It’s getting increasingly harder for Michigan officials to claim ignorance about the poisoning of the city of Flint.
According to newly revealed emails, an aide to Governor Rick Snyder learned nine months ago of an outbreak of Legionnaire’s disease tied to Flint’s water supply. Ten people died from the bacterial infection, which Snyder made public in mid-January. At the time, he said he’d only become aware of the outbreak a couple days earlier. The emails don’t prove that’s false, but they shows that Snyder probably should have known about it.
“The increase of the illnesses closely corresponds with the timeframe of the switch to the Flint River water. The majority of the cases reside or have an association with the city,” a Genesee County health official wrote to the state Department of Environmental Quality and to Flint’s state-appointed emergency manager on March 10. “This situation has been explicitly explained to MDEQ and many of the city’s officials … I want to make sure in writing that there are no misunderstandings regarding this significant and urgent public health issue.”

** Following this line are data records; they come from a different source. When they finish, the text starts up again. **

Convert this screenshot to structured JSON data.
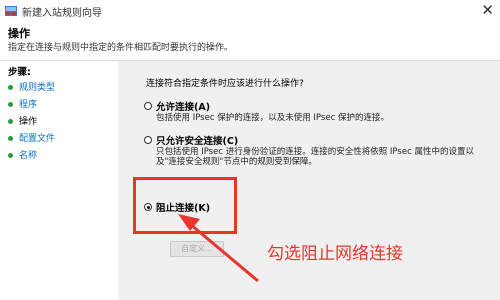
{
  "window": {
    "title": "新建入站规则向导",
    "close_glyph": "✕"
  },
  "header": {
    "title": "操作",
    "description": "指定在连接与规则中指定的条件相匹配时要执行的操作。"
  },
  "sidebar": {
    "steps_title": "步骤:",
    "items": [
      {
        "label": "规则类型",
        "active": false
      },
      {
        "label": "程序",
        "active": false
      },
      {
        "label": "操作",
        "active": true
      },
      {
        "label": "配置文件",
        "active": false
      },
      {
        "label": "名称",
        "active": false
      }
    ]
  },
  "main": {
    "prompt": "连接符合指定条件时应该进行什么操作?",
    "options": [
      {
        "label": "允许连接(A)",
        "desc": "包括使用 IPsec 保护的连接，以及未使用 IPsec 保护的连接。",
        "checked": false
      },
      {
        "label": "只允许安全连接(C)",
        "desc": "只包括使用 IPsec 进行身份验证的连接。连接的安全性将依照 IPsec 属性中的设置以及\"连接安全规则\"节点中的规则受到保障。",
        "checked": false
      },
      {
        "label": "阻止连接(K)",
        "desc": "",
        "checked": true
      }
    ],
    "custom_button": "自定义..."
  },
  "annotation": {
    "text": "勾选阻止网络连接",
    "color": "#e8362c"
  }
}
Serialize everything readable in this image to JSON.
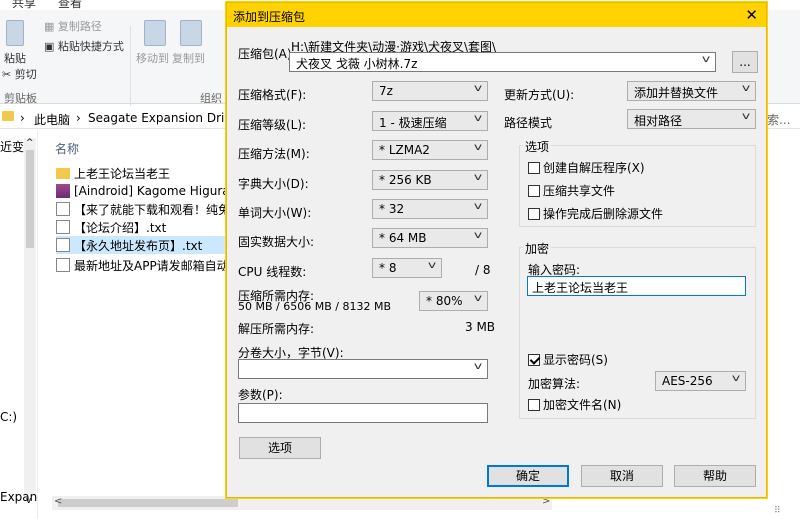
{
  "explorer": {
    "ribbon_tabs": [
      "共享",
      "查看"
    ],
    "ribbon": {
      "paste": "粘贴",
      "cut": "剪切",
      "copy_path": "复制路径",
      "paste_shortcut": "粘贴快捷方式",
      "move_to": "移动到",
      "copy_to": "复制到",
      "clipboard_group": "剪贴板",
      "organize_group": "组织"
    },
    "address": {
      "this_pc": "此电脑",
      "drive": "Seagate Expansion Drive (H:",
      "search_hint": "索..."
    },
    "nav": {
      "item1": "近变成",
      "item2": "C:)",
      "item3": "Expan"
    },
    "column_name": "名称",
    "files": [
      {
        "name": "上老王论坛当老王",
        "type": "folder"
      },
      {
        "name": "[Aindroid] Kagome Higurashi N",
        "type": "rar"
      },
      {
        "name": "【来了就能下载和观看！纯免费！",
        "type": "txt"
      },
      {
        "name": "【论坛介绍】.txt",
        "type": "txt"
      },
      {
        "name": "【永久地址发布页】.txt",
        "type": "txt"
      },
      {
        "name": "最新地址及APP请发邮箱自动获取",
        "type": "txt"
      }
    ]
  },
  "dialog": {
    "title": "添加到压缩包",
    "close": "✕",
    "archive_label": "压缩包(A)",
    "archive_path": "H:\\新建文件夹\\动漫·游戏\\犬夜叉\\套图\\",
    "archive_name": "犬夜叉 戈薇 小树林.7z",
    "browse": "...",
    "format_label": "压缩格式(F):",
    "format_value": "7z",
    "level_label": "压缩等级(L):",
    "level_value": "1 - 极速压缩",
    "method_label": "压缩方法(M):",
    "method_value": "* LZMA2",
    "dict_label": "字典大小(D):",
    "dict_value": "* 256 KB",
    "word_label": "单词大小(W):",
    "word_value": "* 32",
    "solid_label": "固实数据大小:",
    "solid_value": "* 64 MB",
    "cpu_label": "CPU 线程数:",
    "cpu_value": "* 8",
    "cpu_total": "/ 8",
    "mem_comp_label": "压缩所需内存:",
    "mem_comp_detail": "50 MB / 6506 MB / 8132 MB",
    "mem_comp_value": "* 80%",
    "mem_decomp_label": "解压所需内存:",
    "mem_decomp_value": "3 MB",
    "split_label": "分卷大小，字节(V):",
    "split_value": "",
    "params_label": "参数(P):",
    "params_value": "",
    "options_button": "选项",
    "update_label": "更新方式(U):",
    "update_value": "添加并替换文件",
    "pathmode_label": "路径模式",
    "pathmode_value": "相对路径",
    "options_group": "选项",
    "opt_sfx": "创建自解压程序(X)",
    "opt_shared": "压缩共享文件",
    "opt_delete": "操作完成后删除源文件",
    "encrypt_group": "加密",
    "password_label": "输入密码:",
    "password_value": "上老王论坛当老王",
    "show_password": "显示密码(S)",
    "enc_method_label": "加密算法:",
    "enc_method_value": "AES-256",
    "encrypt_names": "加密文件名(N)",
    "ok": "确定",
    "cancel": "取消",
    "help": "帮助"
  }
}
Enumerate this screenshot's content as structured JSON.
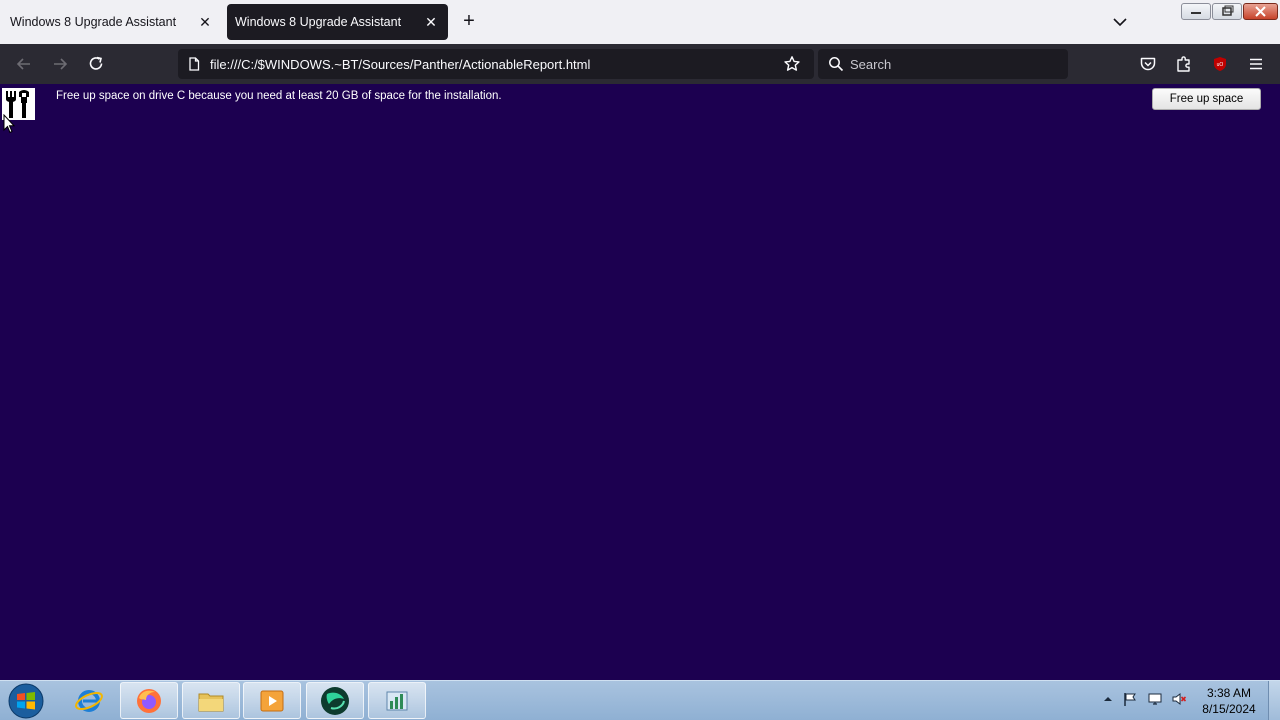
{
  "tabs": [
    {
      "label": "Windows 8 Upgrade Assistant",
      "active": false
    },
    {
      "label": "Windows 8 Upgrade Assistant",
      "active": true
    }
  ],
  "toolbar": {
    "url": "file:///C:/$WINDOWS.~BT/Sources/Panther/ActionableReport.html",
    "search_placeholder": "Search"
  },
  "content": {
    "message": "Free up space on drive C because you need at least 20 GB of space for the installation.",
    "action_label": "Free up space",
    "background_color": "#1c0050"
  },
  "taskbar": {
    "time": "3:38 AM",
    "date": "8/15/2024",
    "apps": [
      "internet-explorer",
      "firefox",
      "file-explorer",
      "media-player",
      "app-green",
      "app-chart"
    ]
  },
  "browser": {
    "accent": "#c00000"
  }
}
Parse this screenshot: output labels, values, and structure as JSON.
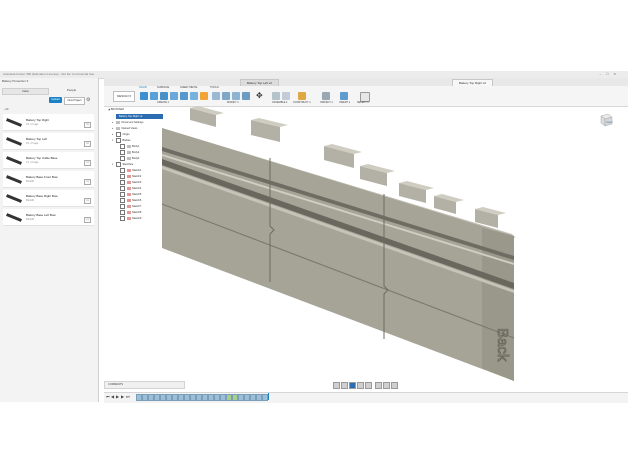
{
  "window": {
    "app_title": "Autodesk Fusion 360 (Education License) - Not For Commercial Use",
    "controls": "–  ☐  ✕"
  },
  "tabs": [
    {
      "label": "Battery Top Left v2"
    },
    {
      "label": "Battery Top Right v2"
    }
  ],
  "data_panel": {
    "header": "Battery Protection  ▾",
    "data_tab": "Data",
    "people_tab": "People",
    "upload_label": "Upload",
    "new_project_label": "New Project",
    "path": "‹  All",
    "files": [
      {
        "name": "Battery Top Right",
        "version": "V2, 4 h ago",
        "badge": "V2"
      },
      {
        "name": "Battery Top Left",
        "version": "V2, 4 h ago",
        "badge": "V2"
      },
      {
        "name": "Battery Top Cable Base",
        "version": "V1, 4 h ago",
        "badge": "V1"
      },
      {
        "name": "Battery Base Front Bow",
        "version": "8/21/20",
        "badge": "V1"
      },
      {
        "name": "Battery Base Right Bow",
        "version": "8/21/20",
        "badge": "V1"
      },
      {
        "name": "Battery Base Left Bow",
        "version": "8/21/20",
        "badge": "V1"
      }
    ]
  },
  "toolbar": {
    "workspace": "DESIGN ▾",
    "tabs": [
      "SOLID",
      "SURFACE",
      "SHEET METAL",
      "TOOLS"
    ],
    "groups": [
      "CREATE ▾",
      "MODIFY ▾",
      "ASSEMBLE ▾",
      "CONSTRUCT ▾",
      "INSPECT ▾",
      "INSERT ▾",
      "SELECT ▾"
    ]
  },
  "browser": {
    "title": "◢  BROWSER",
    "doc_node": "Battery Top Right v2",
    "rows": [
      "Document Settings",
      "Named Views",
      "Origin",
      "Bodies",
      "Body1",
      "Body2",
      "Body3",
      "Sketches",
      "Sketch1",
      "Sketch2",
      "Sketch3",
      "Sketch4",
      "Sketch5",
      "Sketch6",
      "Sketch7",
      "Sketch8",
      "Sketch9"
    ]
  },
  "viewport": {
    "engraved_text": "Back",
    "model_color": "#a6a497",
    "model_light": "#bdbbaf",
    "model_dark": "#8a887c",
    "viewcube_label": "RIGHT"
  },
  "bottom": {
    "comments_label": "COMMENTS"
  },
  "colors": {
    "accent": "#1a82c4",
    "selection": "#2b6cb0"
  }
}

Three days later, DEQ’s spokesman, Brad Wurfel, wrote to DEQ Director Dan Wyant as well as to a Snyder aide, noting the Genesee county official had “made the leap formally in his e-mail that the uptick in cases is directly attributable to the river as a drinking water source,” which Wurfel called “beyond irresponsible.”